I’ve written extensively about this subject, including as recently as early March, when I observed that not once in the past 11 four-day seasons have there been more than three black African batsmen in the top 20. And for six of those 11 campaigns, there have been zero or one in the top 20.
It is disturbing that Temba Bavuma has been the only black African batsman since readmission to establish himself in any of the game’s three formats. It speaks to a lack of understanding of the complexities that go into developing an elite batsman. I wrote about these complexities just over a year ago, and it seems absurd to me that CSA still doesn’t have a tailored and comprehensive plan to address this situation.
The incoming DOC must make this a priority. Hoping that the next Bavuma emerges is a strategy destined to fail. The DOC needs to train his focus and figure out how to arrest the trend. That may require a strategy solely focused on developing black African batsmen, which in turn would rely heavily on the efficacy of the aforementioned grassroots and coaching structures.

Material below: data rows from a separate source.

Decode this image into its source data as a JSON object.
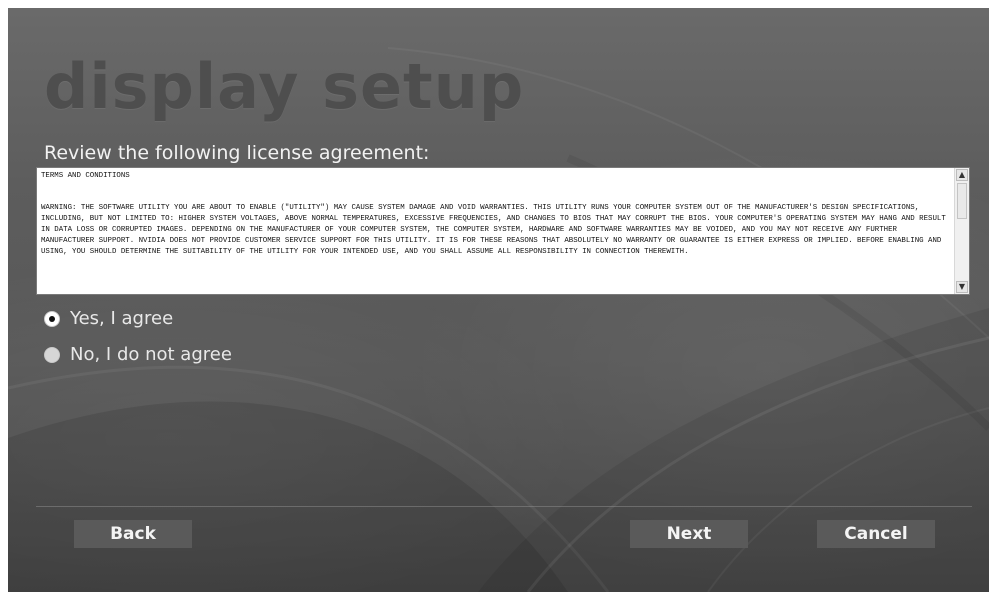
{
  "header": {
    "title": "display setup",
    "subtitle": "Review the following license agreement:"
  },
  "license": {
    "text": "TERMS AND CONDITIONS\n\n\nWARNING: THE SOFTWARE UTILITY YOU ARE ABOUT TO ENABLE (\"UTILITY\") MAY CAUSE SYSTEM DAMAGE AND VOID WARRANTIES. THIS UTILITY RUNS YOUR COMPUTER SYSTEM OUT OF THE MANUFACTURER'S DESIGN SPECIFICATIONS, INCLUDING, BUT NOT LIMITED TO: HIGHER SYSTEM VOLTAGES, ABOVE NORMAL TEMPERATURES, EXCESSIVE FREQUENCIES, AND CHANGES TO BIOS THAT MAY CORRUPT THE BIOS. YOUR COMPUTER'S OPERATING SYSTEM MAY HANG AND RESULT IN DATA LOSS OR CORRUPTED IMAGES. DEPENDING ON THE MANUFACTURER OF YOUR COMPUTER SYSTEM, THE COMPUTER SYSTEM, HARDWARE AND SOFTWARE WARRANTIES MAY BE VOIDED, AND YOU MAY NOT RECEIVE ANY FURTHER MANUFACTURER SUPPORT. NVIDIA DOES NOT PROVIDE CUSTOMER SERVICE SUPPORT FOR THIS UTILITY. IT IS FOR THESE REASONS THAT ABSOLUTELY NO WARRANTY OR GUARANTEE IS EITHER EXPRESS OR IMPLIED. BEFORE ENABLING AND USING, YOU SHOULD DETERMINE THE SUITABILITY OF THE UTILITY FOR YOUR INTENDED USE, AND YOU SHALL ASSUME ALL RESPONSIBILITY IN CONNECTION THEREWITH.",
    "scroll_up_icon": "▲",
    "scroll_down_icon": "▼"
  },
  "agreement": {
    "options": [
      {
        "label": "Yes, I agree",
        "selected": true
      },
      {
        "label": "No, I do not agree",
        "selected": false
      }
    ]
  },
  "footer": {
    "back_label": "Back",
    "next_label": "Next",
    "cancel_label": "Cancel"
  },
  "colors": {
    "background": "#5d5d5d",
    "title": "#4e4e4e",
    "button": "#5a5a5a",
    "text_light": "#f2f2f2"
  }
}
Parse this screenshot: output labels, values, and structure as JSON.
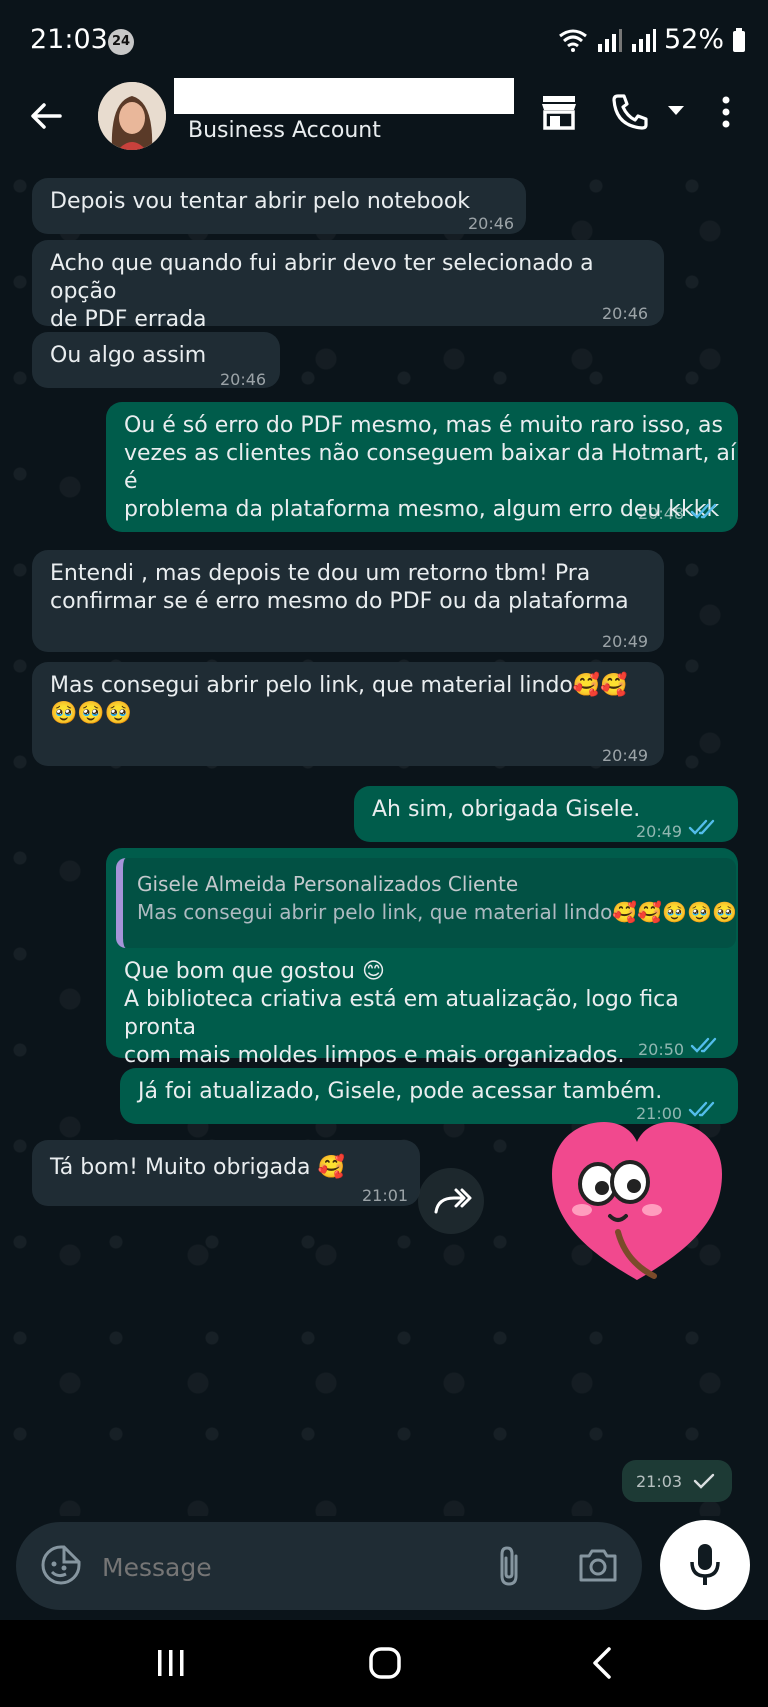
{
  "status_bar": {
    "time": "21:03",
    "notification_count": "24",
    "battery": "52%"
  },
  "header": {
    "subtitle": "Business Account"
  },
  "messages": [
    {
      "dir": "in",
      "text": "Depois vou tentar abrir pelo notebook",
      "time": "20:46"
    },
    {
      "dir": "in",
      "text": "Acho que quando fui abrir devo ter selecionado a opção\nde PDF errada",
      "time": "20:46"
    },
    {
      "dir": "in",
      "text": "Ou algo assim",
      "time": "20:46"
    },
    {
      "dir": "out",
      "text": "Ou é só erro do PDF mesmo, mas é muito raro isso, as\nvezes as clientes não conseguem baixar da Hotmart, aí é\nproblema da plataforma mesmo, algum erro deu kkkk",
      "time": "20:48",
      "status": "read"
    },
    {
      "dir": "in",
      "text": "Entendi , mas depois te dou um retorno tbm! Pra\nconfirmar se é erro mesmo do PDF ou da plataforma",
      "time": "20:49"
    },
    {
      "dir": "in",
      "text": "Mas consegui abrir pelo link, que material lindo🥰🥰\n🥹🥹🥹",
      "time": "20:49"
    },
    {
      "dir": "out",
      "text": "Ah sim, obrigada Gisele.",
      "time": "20:49",
      "status": "read"
    },
    {
      "dir": "out",
      "reply_to_name": "Gisele Almeida Personalizados Cliente",
      "reply_to_text": "Mas consegui abrir pelo link, que material lindo🥰🥰🥹🥹🥹",
      "text": "Que bom que gostou 😊\nA biblioteca criativa está em atualização, logo fica pronta\ncom mais moldes limpos e mais organizados.",
      "time": "20:50",
      "status": "read"
    },
    {
      "dir": "out",
      "text": "Já foi atualizado, Gisele, pode acessar também.",
      "time": "21:00",
      "status": "read"
    },
    {
      "dir": "in",
      "text": "Tá bom! Muito obrigada 🥰",
      "time": "21:01"
    }
  ],
  "sticker_message": {
    "time": "21:03",
    "status": "sent"
  },
  "composer": {
    "placeholder": "Message"
  },
  "colors": {
    "incoming": "#1f2c34",
    "outgoing": "#005c4b",
    "read_ticks": "#53bdeb",
    "background": "#0b141a"
  },
  "icons": [
    "back-arrow-icon",
    "store-icon",
    "phone-icon",
    "chevron-down-icon",
    "more-vert-icon",
    "forward-icon",
    "sticker-icon",
    "attach-icon",
    "camera-icon",
    "mic-icon",
    "recents-icon",
    "home-icon",
    "nav-back-icon"
  ]
}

PS. For the people: Greater transparency to the media and public
At the end of Smith’s tenure, I asked on Twitter whether he’d succeeded or failed. The majority of respondents didn’t know how success or failure was defined in this context because so few have access to the standard against which that would be measured.
Even now, the process of appointing Smith’s successor is pretty secretive. If history is a guide, the incoming DOC won’t be required to disclose a comprehensive vision or plan to the media, who are the public’s primary source of information.
Yet, CSA has a mandate to serve the public, which makes it imperative that the public can measure the performance of the person who has the most important job in South African cricket.
This must change. The game belongs to the people, and CSA must serve the people.